Shakia Garrett, 33, drowned in a flash flood on Wednesday in Elizabeth, N.J., as she attempted to save her three neighbors. The torrential downpour from Tropical Storm Ida proved too strong for the Oakwood Plaza apartment complex where they lived, causing the endangered family to perish in the storm along with her.
“That day she called me and told me, ‘I can’t swim, mommy,'” Sharon Garrett, Shakia’s mother, told NJ.com of the harrowing phone call she received just before her daughter died. Sharon lived in Roselle, N.J., just three miles west of Elizabeth.
“She was crying,” Sharon said of Shakia Garrett’s last phone call. “We just couldn’t get to her.”
One of Shakia’s friends, Salaam Ismiall, said that she was visiting her neighbors, Jose Torres, 38, and his parents Jose Torres Sr., 71, and Rosa Espinal, 72, and came back to them right after the flood hit Elizabeth.
“As the water started getting crazier, she tried to get them out of there,” Ismiall recalled, but it “did not take long for the water to… burst through the toilet and started gushing.”
“I consider her a her,” Salaam Ismiall said of Shakia Garrett.
Shakia and the Torres family were four of the 27 people claimed by Tropical Storm Ida flooding in New Jersey, which suffered the worst out of any state in the nation from the storm.
The youngest of eight children, Shakia Garrett “was the sweetest girl who got along with everybody” her mother said. “She had a very good heart.”
Only a few of the victims have been identified by authorities, or grieving loved ones, as the state attempts to clean up and rebuild.
“They were just in their home and then the next thing you know, eight feet of water,” said Pascual Torres, 44, cousin to the deceased family. “How do you survive that?”
“Everybody’s taking it pretty hard,” he said of the family. “I mean, you could only imagine you wake up in the morning and you hear about a storm that went through, and all of a sudden you find out that you had some family members perish.”

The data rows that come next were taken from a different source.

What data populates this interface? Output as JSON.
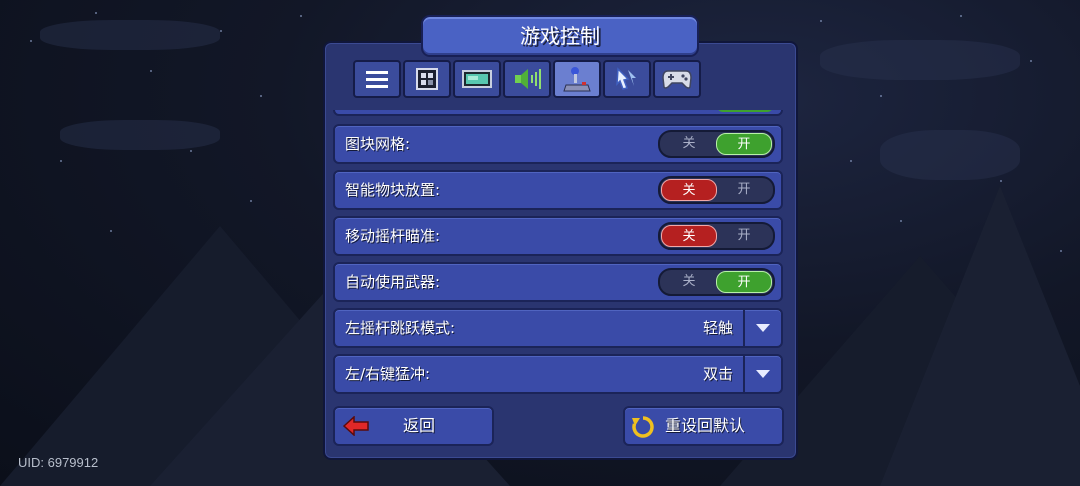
{
  "title": "游戏控制",
  "uid_text": "UID: 6979912",
  "tabs": [
    {
      "icon": "menu-lines-icon",
      "active": false
    },
    {
      "icon": "inventory-grid-icon",
      "active": false
    },
    {
      "icon": "display-screen-icon",
      "active": false
    },
    {
      "icon": "speaker-volume-icon",
      "active": false
    },
    {
      "icon": "joystick-icon",
      "active": true
    },
    {
      "icon": "cursor-hand-icon",
      "active": false
    },
    {
      "icon": "gamepad-icon",
      "active": false
    }
  ],
  "settings": [
    {
      "label": "图块网格:",
      "type": "toggle",
      "off_label": "关",
      "on_label": "开",
      "value": "on"
    },
    {
      "label": "智能物块放置:",
      "type": "toggle",
      "off_label": "关",
      "on_label": "开",
      "value": "off"
    },
    {
      "label": "移动摇杆瞄准:",
      "type": "toggle",
      "off_label": "关",
      "on_label": "开",
      "value": "off"
    },
    {
      "label": "自动使用武器:",
      "type": "toggle",
      "off_label": "关",
      "on_label": "开",
      "value": "on"
    },
    {
      "label": "左摇杆跳跃模式:",
      "type": "dropdown",
      "value": "轻触"
    },
    {
      "label": "左/右键猛冲:",
      "type": "dropdown",
      "value": "双击"
    }
  ],
  "buttons": {
    "back_label": "返回",
    "reset_label": "重设回默认"
  },
  "colors": {
    "on_green": "#3ea12e",
    "off_red": "#b52020",
    "panel": "#2a3570",
    "row": "#3a4ba8"
  }
}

President Joe Biden declared that the flooding disaster in New Jersey would be granted federal funds to help repair homes and provide temporary housing. He plans to visit the damaged areas on Tuesday, Sep. 7.
“All of these deaths are related either directly or indirectly to flooding and water, either in cars or homes,” New Jersey Governor Phil Murphy said. “It’s an absolute tragedy.”
In Woodbridge, N.J., where the flooding was especially sudden, a 56-year-old woman named Sunanda Upadhye was reported missing by her husband when she did not return home from work. Authorities later found her, describing that she was swept away by the flood as she was walking home.
Others, like most who perished in the flood, were trapped in their cars, such as, Daphnee Francisca Lopez Del Bono, 30, of East Amwell, and Cheryl Talke, a 61-year-old woman from Montgomery.
Another unidentified 81-year-old man drowned trying to evacuate his vehicle in Union County. A brave citizen reportedly pulled him out of the water and attempted CPR before union firefighters pronounced him dead.
When asked if the death toll would rise in the coming days, Governor Murphy sadly responded that “while the flood waters have receded, we’re still not out of the woods yet.”
“We still have damage that we’re dealing with, we still have floodwaters significantly higher than normal,” he said. “It may be a long road.”